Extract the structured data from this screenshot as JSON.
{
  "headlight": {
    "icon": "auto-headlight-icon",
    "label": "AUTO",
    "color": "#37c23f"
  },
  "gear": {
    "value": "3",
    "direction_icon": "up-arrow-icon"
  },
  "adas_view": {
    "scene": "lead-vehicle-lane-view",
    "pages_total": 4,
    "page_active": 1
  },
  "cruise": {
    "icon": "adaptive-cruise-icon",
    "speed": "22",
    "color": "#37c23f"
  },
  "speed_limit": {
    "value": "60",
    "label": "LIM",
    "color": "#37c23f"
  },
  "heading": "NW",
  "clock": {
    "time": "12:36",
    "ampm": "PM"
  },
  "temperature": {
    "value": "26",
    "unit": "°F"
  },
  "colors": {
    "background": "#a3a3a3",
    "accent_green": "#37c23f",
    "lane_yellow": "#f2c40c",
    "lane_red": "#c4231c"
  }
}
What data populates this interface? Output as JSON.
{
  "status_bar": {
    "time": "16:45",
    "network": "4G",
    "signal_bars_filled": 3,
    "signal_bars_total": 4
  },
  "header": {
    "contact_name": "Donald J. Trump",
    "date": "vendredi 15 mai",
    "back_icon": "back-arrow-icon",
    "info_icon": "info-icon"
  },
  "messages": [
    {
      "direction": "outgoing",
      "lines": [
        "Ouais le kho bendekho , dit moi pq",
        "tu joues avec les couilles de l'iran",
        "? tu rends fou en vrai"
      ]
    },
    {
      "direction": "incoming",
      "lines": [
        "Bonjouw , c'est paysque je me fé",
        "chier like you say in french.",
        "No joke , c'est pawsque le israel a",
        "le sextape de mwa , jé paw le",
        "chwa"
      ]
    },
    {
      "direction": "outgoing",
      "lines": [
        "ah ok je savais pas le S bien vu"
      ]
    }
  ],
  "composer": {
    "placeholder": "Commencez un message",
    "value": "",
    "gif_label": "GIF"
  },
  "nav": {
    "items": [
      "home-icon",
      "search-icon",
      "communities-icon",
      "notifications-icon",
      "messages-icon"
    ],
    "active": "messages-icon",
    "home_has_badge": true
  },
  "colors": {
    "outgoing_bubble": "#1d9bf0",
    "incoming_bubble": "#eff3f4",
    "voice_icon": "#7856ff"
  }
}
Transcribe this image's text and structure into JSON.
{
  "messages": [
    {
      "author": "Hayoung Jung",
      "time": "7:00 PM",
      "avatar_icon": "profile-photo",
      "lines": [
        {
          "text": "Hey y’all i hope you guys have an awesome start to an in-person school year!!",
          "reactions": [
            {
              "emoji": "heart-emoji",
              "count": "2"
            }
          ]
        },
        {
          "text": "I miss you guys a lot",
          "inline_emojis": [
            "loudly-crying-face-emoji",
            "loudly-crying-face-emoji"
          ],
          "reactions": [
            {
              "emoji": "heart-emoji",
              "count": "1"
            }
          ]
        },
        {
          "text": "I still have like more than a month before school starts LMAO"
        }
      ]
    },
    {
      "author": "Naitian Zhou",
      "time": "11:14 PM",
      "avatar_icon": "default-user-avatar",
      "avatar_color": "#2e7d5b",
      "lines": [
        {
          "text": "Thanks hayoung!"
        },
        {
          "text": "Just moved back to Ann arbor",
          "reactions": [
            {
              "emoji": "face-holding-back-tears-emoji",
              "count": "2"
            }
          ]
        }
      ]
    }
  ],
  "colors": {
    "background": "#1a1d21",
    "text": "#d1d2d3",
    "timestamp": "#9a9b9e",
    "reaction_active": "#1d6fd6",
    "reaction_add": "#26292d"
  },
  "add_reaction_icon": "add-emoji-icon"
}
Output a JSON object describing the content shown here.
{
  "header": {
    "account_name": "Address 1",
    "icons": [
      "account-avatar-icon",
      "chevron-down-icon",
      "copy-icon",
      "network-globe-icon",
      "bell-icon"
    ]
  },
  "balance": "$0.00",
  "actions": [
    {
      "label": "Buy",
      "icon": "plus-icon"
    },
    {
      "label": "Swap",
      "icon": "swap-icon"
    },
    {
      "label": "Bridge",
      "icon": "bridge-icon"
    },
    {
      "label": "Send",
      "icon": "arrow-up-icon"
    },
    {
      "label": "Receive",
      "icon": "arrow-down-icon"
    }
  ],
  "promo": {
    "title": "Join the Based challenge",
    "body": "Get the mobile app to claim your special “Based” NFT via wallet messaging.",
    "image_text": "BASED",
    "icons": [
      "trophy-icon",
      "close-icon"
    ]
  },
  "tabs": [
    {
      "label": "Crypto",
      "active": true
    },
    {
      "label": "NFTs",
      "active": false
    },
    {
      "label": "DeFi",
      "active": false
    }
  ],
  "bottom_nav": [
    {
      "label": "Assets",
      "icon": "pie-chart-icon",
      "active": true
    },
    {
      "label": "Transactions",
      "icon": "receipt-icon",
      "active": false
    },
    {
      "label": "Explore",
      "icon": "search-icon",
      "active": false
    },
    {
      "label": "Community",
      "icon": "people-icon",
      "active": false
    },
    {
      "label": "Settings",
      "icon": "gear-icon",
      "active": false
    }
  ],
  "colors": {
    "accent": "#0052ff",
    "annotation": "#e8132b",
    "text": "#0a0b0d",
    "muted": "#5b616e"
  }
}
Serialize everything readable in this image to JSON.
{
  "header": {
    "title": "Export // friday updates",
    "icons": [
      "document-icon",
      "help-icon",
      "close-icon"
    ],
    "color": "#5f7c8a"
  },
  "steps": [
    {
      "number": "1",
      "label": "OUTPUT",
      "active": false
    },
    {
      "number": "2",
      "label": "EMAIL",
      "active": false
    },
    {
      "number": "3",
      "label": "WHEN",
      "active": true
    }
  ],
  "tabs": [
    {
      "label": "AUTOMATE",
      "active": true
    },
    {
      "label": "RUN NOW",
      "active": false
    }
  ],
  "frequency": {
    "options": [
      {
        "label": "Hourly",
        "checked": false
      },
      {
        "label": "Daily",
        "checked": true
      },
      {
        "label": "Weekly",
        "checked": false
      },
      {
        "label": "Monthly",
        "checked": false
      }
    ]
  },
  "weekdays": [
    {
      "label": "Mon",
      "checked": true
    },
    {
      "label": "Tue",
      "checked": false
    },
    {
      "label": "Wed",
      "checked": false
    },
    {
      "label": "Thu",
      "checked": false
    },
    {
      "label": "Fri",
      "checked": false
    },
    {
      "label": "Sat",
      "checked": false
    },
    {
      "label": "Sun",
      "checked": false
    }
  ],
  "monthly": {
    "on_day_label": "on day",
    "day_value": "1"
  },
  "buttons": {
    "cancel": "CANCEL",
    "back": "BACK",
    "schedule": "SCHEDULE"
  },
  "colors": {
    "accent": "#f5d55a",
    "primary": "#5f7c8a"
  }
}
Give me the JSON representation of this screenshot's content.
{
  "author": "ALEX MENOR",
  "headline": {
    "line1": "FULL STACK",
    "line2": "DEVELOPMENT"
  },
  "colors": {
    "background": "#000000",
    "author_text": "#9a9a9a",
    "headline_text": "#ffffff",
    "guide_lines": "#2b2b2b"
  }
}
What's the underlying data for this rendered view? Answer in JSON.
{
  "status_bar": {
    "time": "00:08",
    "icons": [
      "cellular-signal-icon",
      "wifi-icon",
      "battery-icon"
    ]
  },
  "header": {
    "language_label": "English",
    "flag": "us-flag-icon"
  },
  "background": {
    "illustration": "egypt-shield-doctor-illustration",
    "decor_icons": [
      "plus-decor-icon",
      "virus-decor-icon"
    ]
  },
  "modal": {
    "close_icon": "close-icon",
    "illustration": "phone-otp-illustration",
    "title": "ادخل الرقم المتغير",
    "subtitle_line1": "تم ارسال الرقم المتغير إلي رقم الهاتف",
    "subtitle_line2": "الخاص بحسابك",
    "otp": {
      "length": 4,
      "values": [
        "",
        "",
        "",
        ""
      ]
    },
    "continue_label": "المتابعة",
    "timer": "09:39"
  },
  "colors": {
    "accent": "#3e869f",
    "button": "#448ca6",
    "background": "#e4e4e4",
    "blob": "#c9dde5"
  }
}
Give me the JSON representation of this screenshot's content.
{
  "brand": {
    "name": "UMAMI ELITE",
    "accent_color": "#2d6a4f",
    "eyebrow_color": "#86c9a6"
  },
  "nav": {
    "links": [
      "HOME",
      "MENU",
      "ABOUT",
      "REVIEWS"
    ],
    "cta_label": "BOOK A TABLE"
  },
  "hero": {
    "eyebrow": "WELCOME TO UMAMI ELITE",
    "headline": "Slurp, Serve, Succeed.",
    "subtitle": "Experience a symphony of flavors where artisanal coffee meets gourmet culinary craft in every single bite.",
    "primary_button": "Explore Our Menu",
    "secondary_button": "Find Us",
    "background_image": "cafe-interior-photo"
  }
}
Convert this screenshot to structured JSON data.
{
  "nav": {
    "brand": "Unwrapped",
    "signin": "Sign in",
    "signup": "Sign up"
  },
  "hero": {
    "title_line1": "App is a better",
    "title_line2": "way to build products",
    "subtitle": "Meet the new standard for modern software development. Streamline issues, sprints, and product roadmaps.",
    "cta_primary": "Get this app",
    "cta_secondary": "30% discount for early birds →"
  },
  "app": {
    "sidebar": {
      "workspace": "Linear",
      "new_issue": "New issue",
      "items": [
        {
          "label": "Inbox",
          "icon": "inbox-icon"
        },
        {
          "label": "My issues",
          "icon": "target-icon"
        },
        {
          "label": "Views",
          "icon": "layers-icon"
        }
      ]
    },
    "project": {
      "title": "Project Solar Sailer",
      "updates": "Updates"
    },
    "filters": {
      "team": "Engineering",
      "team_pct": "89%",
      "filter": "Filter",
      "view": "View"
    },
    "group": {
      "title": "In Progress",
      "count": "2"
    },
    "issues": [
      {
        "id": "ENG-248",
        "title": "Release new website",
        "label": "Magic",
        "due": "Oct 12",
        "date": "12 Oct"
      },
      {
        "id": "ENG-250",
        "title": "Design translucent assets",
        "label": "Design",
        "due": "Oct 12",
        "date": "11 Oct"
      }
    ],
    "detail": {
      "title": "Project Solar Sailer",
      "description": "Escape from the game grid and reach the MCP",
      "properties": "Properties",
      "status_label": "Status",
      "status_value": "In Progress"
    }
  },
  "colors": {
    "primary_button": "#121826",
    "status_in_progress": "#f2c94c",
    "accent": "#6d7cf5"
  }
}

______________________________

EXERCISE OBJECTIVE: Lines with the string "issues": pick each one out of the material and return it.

ANSWER TO THIS PROBLEM:
    "subtitle": "Meet the new standard for modern software development. Streamline issues, sprints, and product roadmaps.",
          "label": "My issues",
    "issues": [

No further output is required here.